In 2015, 30.3 million people in the United States had diabetes. A lot of Americans know at least one person who has this chronic condition and though it usually affects people who are 45 years or older, any person can be diagnosed with it. You are at risk of developing diabetes if you’re overweight, have high blood pressure or a family history of diabetes.

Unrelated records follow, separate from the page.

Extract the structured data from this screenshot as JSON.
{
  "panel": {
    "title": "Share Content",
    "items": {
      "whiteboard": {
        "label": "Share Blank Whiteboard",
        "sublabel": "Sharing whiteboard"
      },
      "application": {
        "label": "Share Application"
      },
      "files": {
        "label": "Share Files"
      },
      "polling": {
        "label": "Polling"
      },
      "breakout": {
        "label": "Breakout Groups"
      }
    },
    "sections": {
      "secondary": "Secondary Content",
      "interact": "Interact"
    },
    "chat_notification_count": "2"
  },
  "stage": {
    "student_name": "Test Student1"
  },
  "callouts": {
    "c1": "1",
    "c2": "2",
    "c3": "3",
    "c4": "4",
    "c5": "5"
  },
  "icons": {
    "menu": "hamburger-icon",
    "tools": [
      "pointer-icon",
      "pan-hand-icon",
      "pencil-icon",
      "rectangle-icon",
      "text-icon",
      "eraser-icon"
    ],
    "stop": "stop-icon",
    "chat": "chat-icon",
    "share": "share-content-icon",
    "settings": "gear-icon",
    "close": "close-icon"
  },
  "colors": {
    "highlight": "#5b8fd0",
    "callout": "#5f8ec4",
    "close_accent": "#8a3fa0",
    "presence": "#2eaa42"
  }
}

You usually develop diabetes when there is too much glucose in your blood. When you eat, your blood receives glucose or sugar which is the body’s main source of energy. Then a hormone called insulin moves the glucose from your blood to the body’s cells to be used as energy. Diabetic people’s bodies don’t make enough insulin or don’t use insulin efficiently (insulin resistance). This causes glucose to stay in the blood causing a range of different health problems. Symptoms of diabetes depend on what type of diabetes you have. According to a study done in 2015, 1 in 4 people don’t know they are diabetic.
There are three main types of diabetes:
Type 1 Diabetes
This occurs when your body doesn’t make any insulin at all. This causes your immune system to attack and fight the cells in the pancreas (the organ that produces insulin). Most patients with type 1 diabetes are children and young adults. Treatment involves taking insulin daily.
Type 2 Diabetes
This is the most common type of diabetes and you will develop this condition when your body doesn’t make enough insulin or doesn’t use it well enough.
Gestational diabetes affects pregnant women and usually goes away after they have the baby. Women who have had gestational diabetes are at risk of developing type 2 diabetes when they get older. Gestational diabetes occurs because the changing hormone levels in a woman’s body alters the way the bloodstream processes glucose. Women diagnosed with gestational diabetes have to manage their condition by eating small, regular meals and taking medication.
Prediabetes is not exactly a type of diabetes but is used to name a condition where your blood glucose levels are higher than normal but not high enough to be called diabetes.
Diabetes can lead to other serious health complications such as heart disease, stroke, kidney disease, vision, and dental problems and nerve damage. It is important to catch it early and manage your symptoms by monitoring your diet, checking your blood sugar regularly and getting enough exercise.